The Chicago Cubs stand a miserable 39-50 at the pseudo midpoint of the season with almost no mathematical chance of making the playoffs. Their payroll – more than $146 million – is the highest in the National League, and the third highest in baseball, but it hasn’t bought success.
And the man most responsible for putting the team together, General Manager Jim Hendry, finds himself on the brink. But he’s got the support of his boss. Well, mostly.
”Like I’ve always said, I have the highest level of confidence in Jim. I think he’s doing a good job,” said Ricketts, who joined the team Sunday in Los Angeles for the first time since returning from a long family trip to Africa.
Asked before the Cubs’ 7-0 loss to the Dodgers about the likelihood of firing Hendry after this season, Ricketts left the door wide open.
”The fact is that right now Jim is our general manager,” he said. ”I support him. I think he does a great job.

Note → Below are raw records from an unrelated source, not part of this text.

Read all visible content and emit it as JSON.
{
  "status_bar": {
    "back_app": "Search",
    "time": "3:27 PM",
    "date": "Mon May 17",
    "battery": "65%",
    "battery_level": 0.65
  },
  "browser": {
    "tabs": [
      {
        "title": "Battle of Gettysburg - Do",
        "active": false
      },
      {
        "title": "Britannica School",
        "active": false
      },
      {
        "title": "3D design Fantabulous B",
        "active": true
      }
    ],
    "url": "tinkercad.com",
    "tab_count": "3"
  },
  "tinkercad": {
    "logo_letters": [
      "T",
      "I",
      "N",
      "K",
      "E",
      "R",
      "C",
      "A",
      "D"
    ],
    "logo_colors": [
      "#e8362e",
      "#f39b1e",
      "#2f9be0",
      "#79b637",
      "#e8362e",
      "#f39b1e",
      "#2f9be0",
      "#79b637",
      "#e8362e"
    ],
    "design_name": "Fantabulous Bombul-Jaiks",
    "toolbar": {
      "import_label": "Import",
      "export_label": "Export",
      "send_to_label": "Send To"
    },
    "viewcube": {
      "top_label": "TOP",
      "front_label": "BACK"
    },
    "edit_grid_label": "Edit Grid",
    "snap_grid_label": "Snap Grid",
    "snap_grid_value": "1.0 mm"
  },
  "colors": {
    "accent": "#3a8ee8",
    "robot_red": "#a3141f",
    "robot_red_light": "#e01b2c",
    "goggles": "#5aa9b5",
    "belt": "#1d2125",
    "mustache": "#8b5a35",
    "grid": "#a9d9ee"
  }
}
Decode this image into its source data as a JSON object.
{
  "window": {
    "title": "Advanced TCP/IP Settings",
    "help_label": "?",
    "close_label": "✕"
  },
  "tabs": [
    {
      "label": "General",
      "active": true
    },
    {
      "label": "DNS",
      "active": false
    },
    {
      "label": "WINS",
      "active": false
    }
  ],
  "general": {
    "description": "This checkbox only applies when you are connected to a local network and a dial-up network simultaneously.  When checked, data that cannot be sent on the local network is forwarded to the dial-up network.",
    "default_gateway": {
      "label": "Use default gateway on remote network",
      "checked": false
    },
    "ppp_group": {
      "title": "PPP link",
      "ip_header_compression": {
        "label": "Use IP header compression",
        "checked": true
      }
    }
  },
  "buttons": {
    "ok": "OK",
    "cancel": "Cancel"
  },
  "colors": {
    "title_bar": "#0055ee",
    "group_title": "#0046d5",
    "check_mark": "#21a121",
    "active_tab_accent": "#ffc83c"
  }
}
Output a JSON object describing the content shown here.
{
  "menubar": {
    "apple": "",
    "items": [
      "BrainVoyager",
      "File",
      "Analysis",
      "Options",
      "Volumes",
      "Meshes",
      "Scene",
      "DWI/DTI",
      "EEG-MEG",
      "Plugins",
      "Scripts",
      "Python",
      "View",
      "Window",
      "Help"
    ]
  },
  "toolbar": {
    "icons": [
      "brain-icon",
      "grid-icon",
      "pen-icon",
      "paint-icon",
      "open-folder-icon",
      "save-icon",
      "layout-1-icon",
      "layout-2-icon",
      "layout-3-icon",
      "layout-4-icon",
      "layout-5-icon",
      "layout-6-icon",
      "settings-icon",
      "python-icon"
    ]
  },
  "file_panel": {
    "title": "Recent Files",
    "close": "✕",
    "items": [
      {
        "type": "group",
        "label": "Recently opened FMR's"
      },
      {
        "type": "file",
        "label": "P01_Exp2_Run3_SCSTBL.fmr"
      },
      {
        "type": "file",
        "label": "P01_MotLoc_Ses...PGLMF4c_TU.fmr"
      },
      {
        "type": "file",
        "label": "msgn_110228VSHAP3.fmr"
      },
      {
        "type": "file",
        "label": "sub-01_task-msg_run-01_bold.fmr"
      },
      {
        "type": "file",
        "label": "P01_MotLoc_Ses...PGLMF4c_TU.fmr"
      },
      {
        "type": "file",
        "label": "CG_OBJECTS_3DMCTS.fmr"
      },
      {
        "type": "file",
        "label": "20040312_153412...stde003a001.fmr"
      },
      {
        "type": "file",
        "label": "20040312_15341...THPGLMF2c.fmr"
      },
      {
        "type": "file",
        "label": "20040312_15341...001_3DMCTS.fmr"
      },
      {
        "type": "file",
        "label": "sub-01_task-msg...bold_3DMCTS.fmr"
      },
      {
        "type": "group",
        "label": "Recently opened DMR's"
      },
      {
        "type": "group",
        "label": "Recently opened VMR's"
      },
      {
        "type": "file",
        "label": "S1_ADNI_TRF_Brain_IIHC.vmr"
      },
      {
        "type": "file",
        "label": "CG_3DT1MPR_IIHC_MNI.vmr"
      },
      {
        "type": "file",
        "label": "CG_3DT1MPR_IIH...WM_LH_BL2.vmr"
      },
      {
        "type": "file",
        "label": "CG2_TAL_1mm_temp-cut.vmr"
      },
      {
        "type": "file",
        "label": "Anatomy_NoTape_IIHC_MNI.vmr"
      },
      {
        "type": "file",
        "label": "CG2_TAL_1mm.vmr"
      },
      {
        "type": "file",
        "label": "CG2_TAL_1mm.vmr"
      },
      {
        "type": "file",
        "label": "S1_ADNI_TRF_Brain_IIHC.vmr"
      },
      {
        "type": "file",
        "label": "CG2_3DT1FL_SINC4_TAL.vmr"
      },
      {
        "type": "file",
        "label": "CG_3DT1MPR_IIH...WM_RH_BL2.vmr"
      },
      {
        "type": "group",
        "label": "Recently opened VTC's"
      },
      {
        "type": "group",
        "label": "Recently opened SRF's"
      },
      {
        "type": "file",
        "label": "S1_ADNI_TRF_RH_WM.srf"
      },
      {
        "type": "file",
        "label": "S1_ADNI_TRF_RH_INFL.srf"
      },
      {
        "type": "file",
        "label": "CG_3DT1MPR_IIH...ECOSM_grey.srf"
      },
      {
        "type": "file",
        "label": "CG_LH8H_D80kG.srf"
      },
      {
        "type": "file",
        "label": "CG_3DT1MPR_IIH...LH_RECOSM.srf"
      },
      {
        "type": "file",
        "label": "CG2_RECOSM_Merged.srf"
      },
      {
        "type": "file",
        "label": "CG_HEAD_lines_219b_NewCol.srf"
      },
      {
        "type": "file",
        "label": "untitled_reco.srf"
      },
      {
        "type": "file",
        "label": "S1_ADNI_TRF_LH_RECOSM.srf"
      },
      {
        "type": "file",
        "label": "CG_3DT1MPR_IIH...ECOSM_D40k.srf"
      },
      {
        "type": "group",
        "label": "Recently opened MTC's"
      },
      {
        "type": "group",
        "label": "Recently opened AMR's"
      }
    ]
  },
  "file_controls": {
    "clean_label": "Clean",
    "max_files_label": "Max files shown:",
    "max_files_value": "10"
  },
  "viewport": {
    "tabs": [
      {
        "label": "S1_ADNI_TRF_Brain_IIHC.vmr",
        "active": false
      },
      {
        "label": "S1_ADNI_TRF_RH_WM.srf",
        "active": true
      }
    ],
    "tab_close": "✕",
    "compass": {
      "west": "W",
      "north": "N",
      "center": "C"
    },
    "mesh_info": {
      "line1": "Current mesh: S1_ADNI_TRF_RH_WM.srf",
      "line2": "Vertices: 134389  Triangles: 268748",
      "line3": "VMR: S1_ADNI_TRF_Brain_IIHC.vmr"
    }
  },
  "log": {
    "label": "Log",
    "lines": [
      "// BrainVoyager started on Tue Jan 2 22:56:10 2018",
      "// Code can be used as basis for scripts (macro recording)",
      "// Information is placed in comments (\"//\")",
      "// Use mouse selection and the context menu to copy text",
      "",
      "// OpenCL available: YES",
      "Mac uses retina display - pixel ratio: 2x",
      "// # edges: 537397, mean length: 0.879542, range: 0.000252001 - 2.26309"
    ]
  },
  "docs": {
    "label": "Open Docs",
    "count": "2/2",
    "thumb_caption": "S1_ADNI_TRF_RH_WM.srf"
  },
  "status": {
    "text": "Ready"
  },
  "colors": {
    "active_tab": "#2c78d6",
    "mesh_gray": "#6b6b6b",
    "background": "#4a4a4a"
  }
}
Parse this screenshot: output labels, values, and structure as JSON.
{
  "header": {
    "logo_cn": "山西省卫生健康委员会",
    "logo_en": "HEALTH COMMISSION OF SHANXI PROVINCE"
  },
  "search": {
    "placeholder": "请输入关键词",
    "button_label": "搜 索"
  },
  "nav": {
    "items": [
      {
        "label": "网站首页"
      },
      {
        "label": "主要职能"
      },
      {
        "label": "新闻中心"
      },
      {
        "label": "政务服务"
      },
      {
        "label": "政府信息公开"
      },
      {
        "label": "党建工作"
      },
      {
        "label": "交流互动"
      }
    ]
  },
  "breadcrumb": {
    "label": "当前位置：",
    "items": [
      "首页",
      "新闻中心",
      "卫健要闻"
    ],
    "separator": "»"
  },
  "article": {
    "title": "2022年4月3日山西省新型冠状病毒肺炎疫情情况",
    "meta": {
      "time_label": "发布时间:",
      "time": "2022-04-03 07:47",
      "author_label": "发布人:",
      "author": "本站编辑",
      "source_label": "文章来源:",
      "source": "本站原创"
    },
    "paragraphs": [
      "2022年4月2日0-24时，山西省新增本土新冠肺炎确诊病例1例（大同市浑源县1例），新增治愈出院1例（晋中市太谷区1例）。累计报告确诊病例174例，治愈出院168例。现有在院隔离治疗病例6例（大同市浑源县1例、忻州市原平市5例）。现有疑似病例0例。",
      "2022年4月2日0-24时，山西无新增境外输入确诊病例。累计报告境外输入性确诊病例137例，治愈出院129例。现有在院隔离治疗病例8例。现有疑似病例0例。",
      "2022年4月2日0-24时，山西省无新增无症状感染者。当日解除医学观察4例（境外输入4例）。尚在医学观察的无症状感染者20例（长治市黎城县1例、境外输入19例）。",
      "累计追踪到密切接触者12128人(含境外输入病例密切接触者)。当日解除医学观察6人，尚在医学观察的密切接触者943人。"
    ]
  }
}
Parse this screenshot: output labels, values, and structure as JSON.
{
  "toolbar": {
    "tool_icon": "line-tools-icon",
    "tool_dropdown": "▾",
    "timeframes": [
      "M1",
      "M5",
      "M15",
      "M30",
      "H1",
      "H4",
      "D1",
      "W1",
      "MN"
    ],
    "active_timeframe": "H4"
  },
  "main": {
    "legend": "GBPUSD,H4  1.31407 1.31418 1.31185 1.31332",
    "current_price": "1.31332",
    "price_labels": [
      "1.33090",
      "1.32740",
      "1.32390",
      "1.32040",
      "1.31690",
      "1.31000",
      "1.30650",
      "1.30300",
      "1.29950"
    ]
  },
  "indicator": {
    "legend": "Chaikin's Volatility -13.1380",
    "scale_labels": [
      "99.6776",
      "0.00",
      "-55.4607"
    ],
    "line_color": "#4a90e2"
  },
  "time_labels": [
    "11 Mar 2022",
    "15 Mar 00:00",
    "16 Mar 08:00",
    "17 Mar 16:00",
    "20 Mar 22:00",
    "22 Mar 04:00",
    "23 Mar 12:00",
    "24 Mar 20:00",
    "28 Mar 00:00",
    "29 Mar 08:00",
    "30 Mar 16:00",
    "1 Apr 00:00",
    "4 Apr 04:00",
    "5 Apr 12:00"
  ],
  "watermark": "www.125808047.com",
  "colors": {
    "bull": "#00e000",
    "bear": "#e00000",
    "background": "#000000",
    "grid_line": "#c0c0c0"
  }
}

And after that, we’ll just take it one day at a time.” CHICAGO SUN-TIMES.
Support does not get more tepid.
My reading tells me that Hendry has almost no chance of surviving the winter. When a boss says things like “right now,” and “one day at a time,” he’s working very hard to avoid any confirmations of the future. And he is doing so because he believes the future to be anything but certain – he has doubts about Jim Hendry. It is truly that simple.
One consideration that comes along with Hendry’s possible departure from the Chicago Cubs’ organization: what happens to scouting director Tim Wilken? Since coming to the Cubs, Wilken has almost single-handedly reinvigorated the Cubs’ farm system. He is roundly considered one of the best of the best, and should there be a shakeup in the organization, he would have his choice of MLB gigs.
But would he leave simply because Hendry gets ousted? Ken Rosenthal has said so, though he doesn’t purport to have any inside knowledge on the issue. At a minimum, it’s a risk associated with canning Hendry. But is that a reason to keep Hendry in a role he’s obviously ill-suited for? Would Hendry consider taking on a VP role, or a return to the scouting world where he, like Wilken, was considered one of the best?